◆ **ASSIGNED TASK**: Copy every line of the data that contains the string "汽车品牌".

◆ **EXTRACTED INFORMATION**:
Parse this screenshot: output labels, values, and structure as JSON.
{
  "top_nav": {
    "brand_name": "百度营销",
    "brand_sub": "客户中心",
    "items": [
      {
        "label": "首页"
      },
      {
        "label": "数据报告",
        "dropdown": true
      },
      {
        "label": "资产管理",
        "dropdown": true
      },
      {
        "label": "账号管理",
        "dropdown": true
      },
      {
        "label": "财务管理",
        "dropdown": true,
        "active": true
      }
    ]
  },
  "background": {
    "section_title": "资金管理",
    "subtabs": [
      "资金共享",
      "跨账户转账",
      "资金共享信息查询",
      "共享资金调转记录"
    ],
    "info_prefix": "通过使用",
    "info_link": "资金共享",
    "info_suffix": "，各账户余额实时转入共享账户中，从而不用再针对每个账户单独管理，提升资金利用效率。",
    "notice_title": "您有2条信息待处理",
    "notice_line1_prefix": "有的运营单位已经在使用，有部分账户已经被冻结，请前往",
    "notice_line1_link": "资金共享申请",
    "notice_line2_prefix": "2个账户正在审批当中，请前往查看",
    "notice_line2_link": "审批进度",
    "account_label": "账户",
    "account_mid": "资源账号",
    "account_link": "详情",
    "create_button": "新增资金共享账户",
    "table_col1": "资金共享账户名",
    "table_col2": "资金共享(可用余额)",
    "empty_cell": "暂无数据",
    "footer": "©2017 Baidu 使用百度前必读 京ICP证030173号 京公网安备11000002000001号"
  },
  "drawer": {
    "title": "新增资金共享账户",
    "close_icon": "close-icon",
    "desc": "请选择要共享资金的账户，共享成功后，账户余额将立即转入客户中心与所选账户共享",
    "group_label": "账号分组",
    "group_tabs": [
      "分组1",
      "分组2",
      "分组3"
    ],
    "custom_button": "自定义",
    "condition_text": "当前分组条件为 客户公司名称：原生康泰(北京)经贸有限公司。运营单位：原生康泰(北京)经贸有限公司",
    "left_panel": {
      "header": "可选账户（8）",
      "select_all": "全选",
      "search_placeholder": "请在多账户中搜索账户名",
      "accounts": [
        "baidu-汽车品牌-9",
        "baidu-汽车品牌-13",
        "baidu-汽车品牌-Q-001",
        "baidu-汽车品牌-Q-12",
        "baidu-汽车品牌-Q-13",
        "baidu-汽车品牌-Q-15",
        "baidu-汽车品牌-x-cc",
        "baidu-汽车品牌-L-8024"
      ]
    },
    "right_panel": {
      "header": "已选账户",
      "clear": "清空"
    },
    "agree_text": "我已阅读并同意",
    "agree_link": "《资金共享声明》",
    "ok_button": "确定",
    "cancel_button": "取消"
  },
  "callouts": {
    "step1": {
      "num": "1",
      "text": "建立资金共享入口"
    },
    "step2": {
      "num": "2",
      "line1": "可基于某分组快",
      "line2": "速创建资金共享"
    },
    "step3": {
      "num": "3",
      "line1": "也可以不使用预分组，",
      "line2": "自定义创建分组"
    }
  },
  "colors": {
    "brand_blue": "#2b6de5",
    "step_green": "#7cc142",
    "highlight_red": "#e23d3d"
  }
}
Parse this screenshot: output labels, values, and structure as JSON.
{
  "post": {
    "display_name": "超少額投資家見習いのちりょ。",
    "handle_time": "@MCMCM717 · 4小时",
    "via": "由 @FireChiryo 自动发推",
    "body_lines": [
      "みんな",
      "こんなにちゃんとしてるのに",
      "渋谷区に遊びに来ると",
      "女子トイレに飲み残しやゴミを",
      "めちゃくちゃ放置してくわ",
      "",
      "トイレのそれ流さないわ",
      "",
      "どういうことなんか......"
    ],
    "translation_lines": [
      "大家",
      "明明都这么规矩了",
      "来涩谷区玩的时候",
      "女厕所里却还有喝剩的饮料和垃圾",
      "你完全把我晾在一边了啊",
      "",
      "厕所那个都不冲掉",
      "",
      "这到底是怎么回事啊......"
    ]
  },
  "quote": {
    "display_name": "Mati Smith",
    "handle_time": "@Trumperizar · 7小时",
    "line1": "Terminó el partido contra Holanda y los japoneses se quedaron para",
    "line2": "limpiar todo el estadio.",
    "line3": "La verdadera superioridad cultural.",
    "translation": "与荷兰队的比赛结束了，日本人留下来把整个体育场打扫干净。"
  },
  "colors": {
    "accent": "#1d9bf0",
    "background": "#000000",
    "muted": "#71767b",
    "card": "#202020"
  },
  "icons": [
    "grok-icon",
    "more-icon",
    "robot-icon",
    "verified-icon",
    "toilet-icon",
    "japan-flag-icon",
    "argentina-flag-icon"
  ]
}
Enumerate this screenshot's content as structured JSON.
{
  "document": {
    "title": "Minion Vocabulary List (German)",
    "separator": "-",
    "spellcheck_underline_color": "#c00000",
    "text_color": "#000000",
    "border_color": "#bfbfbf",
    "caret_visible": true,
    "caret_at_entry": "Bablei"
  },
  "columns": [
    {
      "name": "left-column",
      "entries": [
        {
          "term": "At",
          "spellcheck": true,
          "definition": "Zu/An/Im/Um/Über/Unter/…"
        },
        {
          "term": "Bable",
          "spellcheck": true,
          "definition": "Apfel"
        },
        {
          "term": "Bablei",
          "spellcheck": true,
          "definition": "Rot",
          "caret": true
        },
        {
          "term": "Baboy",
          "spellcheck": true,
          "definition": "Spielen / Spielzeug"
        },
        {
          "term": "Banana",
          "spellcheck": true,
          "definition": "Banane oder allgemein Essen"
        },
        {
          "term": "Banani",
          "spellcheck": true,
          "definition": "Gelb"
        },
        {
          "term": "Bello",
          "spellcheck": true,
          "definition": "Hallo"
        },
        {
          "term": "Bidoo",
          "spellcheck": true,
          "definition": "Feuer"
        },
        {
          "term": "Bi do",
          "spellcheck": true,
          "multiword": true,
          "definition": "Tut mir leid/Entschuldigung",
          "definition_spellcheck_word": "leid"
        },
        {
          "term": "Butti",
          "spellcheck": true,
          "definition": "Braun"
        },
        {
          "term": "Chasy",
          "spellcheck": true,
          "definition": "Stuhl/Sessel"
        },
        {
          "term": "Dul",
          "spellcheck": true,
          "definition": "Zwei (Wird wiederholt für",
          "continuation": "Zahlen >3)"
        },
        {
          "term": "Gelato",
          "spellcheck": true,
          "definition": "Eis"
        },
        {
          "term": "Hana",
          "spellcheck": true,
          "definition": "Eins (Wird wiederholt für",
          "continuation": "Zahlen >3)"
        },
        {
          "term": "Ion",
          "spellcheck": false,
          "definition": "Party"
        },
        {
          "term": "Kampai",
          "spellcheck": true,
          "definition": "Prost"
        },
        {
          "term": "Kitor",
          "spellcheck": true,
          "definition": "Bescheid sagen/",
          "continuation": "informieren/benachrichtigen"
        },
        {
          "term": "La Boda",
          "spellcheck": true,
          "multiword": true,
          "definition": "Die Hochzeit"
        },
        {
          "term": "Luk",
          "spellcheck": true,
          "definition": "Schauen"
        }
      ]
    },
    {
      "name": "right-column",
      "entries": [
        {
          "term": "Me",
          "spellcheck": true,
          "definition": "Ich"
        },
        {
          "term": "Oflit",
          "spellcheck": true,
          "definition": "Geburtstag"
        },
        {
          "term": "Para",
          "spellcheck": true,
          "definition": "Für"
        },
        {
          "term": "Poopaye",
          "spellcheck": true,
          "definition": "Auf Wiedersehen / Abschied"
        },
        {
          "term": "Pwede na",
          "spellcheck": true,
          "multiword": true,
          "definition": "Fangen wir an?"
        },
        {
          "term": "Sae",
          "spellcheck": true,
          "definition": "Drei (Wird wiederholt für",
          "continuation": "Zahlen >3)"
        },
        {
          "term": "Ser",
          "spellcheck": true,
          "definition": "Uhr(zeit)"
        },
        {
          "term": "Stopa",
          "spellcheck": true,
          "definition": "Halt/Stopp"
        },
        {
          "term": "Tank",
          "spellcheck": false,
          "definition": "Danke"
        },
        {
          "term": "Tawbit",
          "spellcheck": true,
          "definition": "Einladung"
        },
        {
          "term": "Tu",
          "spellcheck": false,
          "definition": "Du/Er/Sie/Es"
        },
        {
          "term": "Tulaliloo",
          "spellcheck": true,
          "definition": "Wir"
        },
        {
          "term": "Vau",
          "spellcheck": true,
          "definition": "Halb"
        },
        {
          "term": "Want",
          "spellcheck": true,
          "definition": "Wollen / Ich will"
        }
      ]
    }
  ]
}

◆ **SOLUTION FOR THIS PROBLEM**:
        "baidu-汽车品牌-9",
        "baidu-汽车品牌-13",
        "baidu-汽车品牌-Q-001",
        "baidu-汽车品牌-Q-12",
        "baidu-汽车品牌-Q-13",
        "baidu-汽车品牌-Q-15",
        "baidu-汽车品牌-x-cc",
        "baidu-汽车品牌-L-8024"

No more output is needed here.